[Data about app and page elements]
*** Block opens ***

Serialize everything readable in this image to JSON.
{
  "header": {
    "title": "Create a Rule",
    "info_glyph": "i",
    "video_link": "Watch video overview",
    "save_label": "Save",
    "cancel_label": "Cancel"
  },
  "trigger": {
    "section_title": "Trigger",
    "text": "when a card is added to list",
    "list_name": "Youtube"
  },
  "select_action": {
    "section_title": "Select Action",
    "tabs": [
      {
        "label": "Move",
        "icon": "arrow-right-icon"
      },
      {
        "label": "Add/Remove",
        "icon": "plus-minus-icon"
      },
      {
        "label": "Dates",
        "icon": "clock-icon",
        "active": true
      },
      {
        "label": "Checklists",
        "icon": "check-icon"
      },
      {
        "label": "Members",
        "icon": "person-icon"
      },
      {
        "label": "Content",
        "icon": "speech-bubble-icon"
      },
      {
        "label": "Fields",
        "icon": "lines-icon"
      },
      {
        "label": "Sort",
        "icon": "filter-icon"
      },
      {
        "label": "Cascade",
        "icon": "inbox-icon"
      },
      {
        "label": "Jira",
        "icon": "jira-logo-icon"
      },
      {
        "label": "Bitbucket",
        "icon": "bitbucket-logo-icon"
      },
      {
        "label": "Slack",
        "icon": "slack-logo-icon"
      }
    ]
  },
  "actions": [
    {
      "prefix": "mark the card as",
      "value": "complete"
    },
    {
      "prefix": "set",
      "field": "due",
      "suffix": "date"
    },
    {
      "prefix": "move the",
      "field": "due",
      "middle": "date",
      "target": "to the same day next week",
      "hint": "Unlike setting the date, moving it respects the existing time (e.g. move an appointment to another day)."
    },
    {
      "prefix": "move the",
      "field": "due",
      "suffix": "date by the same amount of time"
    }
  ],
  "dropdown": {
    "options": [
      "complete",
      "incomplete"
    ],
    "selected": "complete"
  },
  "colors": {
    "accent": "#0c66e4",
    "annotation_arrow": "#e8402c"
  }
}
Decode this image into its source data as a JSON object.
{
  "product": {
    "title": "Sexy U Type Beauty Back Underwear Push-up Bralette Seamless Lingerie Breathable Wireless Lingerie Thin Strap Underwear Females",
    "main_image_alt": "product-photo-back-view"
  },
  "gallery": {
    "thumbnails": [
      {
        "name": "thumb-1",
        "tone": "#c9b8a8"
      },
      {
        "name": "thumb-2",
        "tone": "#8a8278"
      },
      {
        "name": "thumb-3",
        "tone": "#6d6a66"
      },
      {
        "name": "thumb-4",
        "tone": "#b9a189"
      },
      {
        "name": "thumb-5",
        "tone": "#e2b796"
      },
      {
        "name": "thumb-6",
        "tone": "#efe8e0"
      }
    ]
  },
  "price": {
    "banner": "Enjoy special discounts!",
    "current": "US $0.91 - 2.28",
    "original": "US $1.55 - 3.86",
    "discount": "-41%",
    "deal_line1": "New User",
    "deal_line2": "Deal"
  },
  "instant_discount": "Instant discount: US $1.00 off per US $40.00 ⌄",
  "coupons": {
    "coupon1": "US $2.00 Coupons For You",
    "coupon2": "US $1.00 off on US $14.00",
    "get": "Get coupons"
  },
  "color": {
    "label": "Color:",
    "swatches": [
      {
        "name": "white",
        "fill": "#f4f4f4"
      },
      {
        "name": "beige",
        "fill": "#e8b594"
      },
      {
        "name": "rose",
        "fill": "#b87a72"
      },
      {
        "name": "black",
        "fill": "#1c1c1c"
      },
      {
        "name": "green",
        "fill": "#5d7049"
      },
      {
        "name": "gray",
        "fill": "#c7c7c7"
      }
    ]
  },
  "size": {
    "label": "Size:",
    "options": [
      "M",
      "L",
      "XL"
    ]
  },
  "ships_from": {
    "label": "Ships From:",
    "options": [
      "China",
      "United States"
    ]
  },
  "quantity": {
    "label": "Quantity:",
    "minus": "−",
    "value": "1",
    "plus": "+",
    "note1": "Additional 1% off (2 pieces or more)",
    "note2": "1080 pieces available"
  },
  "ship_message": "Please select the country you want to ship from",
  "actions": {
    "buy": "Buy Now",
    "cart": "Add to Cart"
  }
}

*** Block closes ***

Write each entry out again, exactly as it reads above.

Serialize everything readable in this image to JSON.
{
  "header": {
    "title": "Create a Rule",
    "info_glyph": "i",
    "video_link": "Watch video overview",
    "save_label": "Save",
    "cancel_label": "Cancel"
  },
  "trigger": {
    "section_title": "Trigger",
    "text": "when a card is added to list",
    "list_name": "Youtube"
  },
  "select_action": {
    "section_title": "Select Action",
    "tabs": [
      {
        "label": "Move",
        "icon": "arrow-right-icon"
      },
      {
        "label": "Add/Remove",
        "icon": "plus-minus-icon"
      },
      {
        "label": "Dates",
        "icon": "clock-icon",
        "active": true
      },
      {
        "label": "Checklists",
        "icon": "check-icon"
      },
      {
        "label": "Members",
        "icon": "person-icon"
      },
      {
        "label": "Content",
        "icon": "speech-bubble-icon"
      },
      {
        "label": "Fields",
        "icon": "lines-icon"
      },
      {
        "label": "Sort",
        "icon": "filter-icon"
      },
      {
        "label": "Cascade",
        "icon": "inbox-icon"
      },
      {
        "label": "Jira",
        "icon": "jira-logo-icon"
      },
      {
        "label": "Bitbucket",
        "icon": "bitbucket-logo-icon"
      },
      {
        "label": "Slack",
        "icon": "slack-logo-icon"
      }
    ]
  },
  "actions": [
    {
      "prefix": "mark the card as",
      "value": "complete"
    },
    {
      "prefix": "set",
      "field": "due",
      "suffix": "date"
    },
    {
      "prefix": "move the",
      "field": "due",
      "middle": "date",
      "target": "to the same day next week",
      "hint": "Unlike setting the date, moving it respects the existing time (e.g. move an appointment to another day)."
    },
    {
      "prefix": "move the",
      "field": "due",
      "suffix": "date by the same amount of time"
    }
  ],
  "dropdown": {
    "options": [
      "complete",
      "incomplete"
    ],
    "selected": "complete"
  },
  "colors": {
    "accent": "#0c66e4",
    "annotation_arrow": "#e8402c"
  }
}
Decode this image into its source data as a JSON object.
{
  "product": {
    "title": "Sexy U Type Beauty Back Underwear Push-up Bralette Seamless Lingerie Breathable Wireless Lingerie Thin Strap Underwear Females",
    "main_image_alt": "product-photo-back-view"
  },
  "gallery": {
    "thumbnails": [
      {
        "name": "thumb-1",
        "tone": "#c9b8a8"
      },
      {
        "name": "thumb-2",
        "tone": "#8a8278"
      },
      {
        "name": "thumb-3",
        "tone": "#6d6a66"
      },
      {
        "name": "thumb-4",
        "tone": "#b9a189"
      },
      {
        "name": "thumb-5",
        "tone": "#e2b796"
      },
      {
        "name": "thumb-6",
        "tone": "#efe8e0"
      }
    ]
  },
  "price": {
    "banner": "Enjoy special discounts!",
    "current": "US $0.91 - 2.28",
    "original": "US $1.55 - 3.86",
    "discount": "-41%",
    "deal_line1": "New User",
    "deal_line2": "Deal"
  },
  "instant_discount": "Instant discount: US $1.00 off per US $40.00 ⌄",
  "coupons": {
    "coupon1": "US $2.00 Coupons For You",
    "coupon2": "US $1.00 off on US $14.00",
    "get": "Get coupons"
  },
  "color": {
    "label": "Color:",
    "swatches": [
      {
        "name": "white",
        "fill": "#f4f4f4"
      },
      {
        "name": "beige",
        "fill": "#e8b594"
      },
      {
        "name": "rose",
        "fill": "#b87a72"
      },
      {
        "name": "black",
        "fill": "#1c1c1c"
      },
      {
        "name": "green",
        "fill": "#5d7049"
      },
      {
        "name": "gray",
        "fill": "#c7c7c7"
      }
    ]
  },
  "size": {
    "label": "Size:",
    "options": [
      "M",
      "L",
      "XL"
    ]
  },
  "ships_from": {
    "label": "Ships From:",
    "options": [
      "China",
      "United States"
    ]
  },
  "quantity": {
    "label": "Quantity:",
    "minus": "−",
    "value": "1",
    "plus": "+",
    "note1": "Additional 1% off (2 pieces or more)",
    "note2": "1080 pieces available"
  },
  "ship_message": "Please select the country you want to ship from",
  "actions": {
    "buy": "Buy Now",
    "cart": "Add to Cart"
  }
}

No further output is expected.